**Instructions for the task**
Restate all the data word for word, leaving nothing out.

Segment Start: Data to examine

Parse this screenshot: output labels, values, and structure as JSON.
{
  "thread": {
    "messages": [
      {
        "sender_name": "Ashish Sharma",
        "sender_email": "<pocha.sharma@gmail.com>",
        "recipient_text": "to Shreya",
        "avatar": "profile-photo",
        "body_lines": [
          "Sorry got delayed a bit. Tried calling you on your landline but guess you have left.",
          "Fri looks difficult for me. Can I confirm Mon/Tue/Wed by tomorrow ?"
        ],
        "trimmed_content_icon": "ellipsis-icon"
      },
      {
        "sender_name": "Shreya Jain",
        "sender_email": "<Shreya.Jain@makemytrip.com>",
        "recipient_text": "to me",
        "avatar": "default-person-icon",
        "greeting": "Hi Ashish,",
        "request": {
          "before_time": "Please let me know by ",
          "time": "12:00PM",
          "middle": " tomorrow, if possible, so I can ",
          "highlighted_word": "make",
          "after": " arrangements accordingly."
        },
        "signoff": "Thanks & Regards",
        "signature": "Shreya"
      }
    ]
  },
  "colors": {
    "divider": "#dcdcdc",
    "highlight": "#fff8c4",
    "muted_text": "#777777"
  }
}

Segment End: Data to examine

**Response**
Parse this screenshot: output labels, values, and structure as JSON.
{
  "thread": {
    "messages": [
      {
        "sender_name": "Ashish Sharma",
        "sender_email": "<pocha.sharma@gmail.com>",
        "recipient_text": "to Shreya",
        "avatar": "profile-photo",
        "body_lines": [
          "Sorry got delayed a bit. Tried calling you on your landline but guess you have left.",
          "Fri looks difficult for me. Can I confirm Mon/Tue/Wed by tomorrow ?"
        ],
        "trimmed_content_icon": "ellipsis-icon"
      },
      {
        "sender_name": "Shreya Jain",
        "sender_email": "<Shreya.Jain@makemytrip.com>",
        "recipient_text": "to me",
        "avatar": "default-person-icon",
        "greeting": "Hi Ashish,",
        "request": {
          "before_time": "Please let me know by ",
          "time": "12:00PM",
          "middle": " tomorrow, if possible, so I can ",
          "highlighted_word": "make",
          "after": " arrangements accordingly."
        },
        "signoff": "Thanks & Regards",
        "signature": "Shreya"
      }
    ]
  },
  "colors": {
    "divider": "#dcdcdc",
    "highlight": "#fff8c4",
    "muted_text": "#777777"
  }
}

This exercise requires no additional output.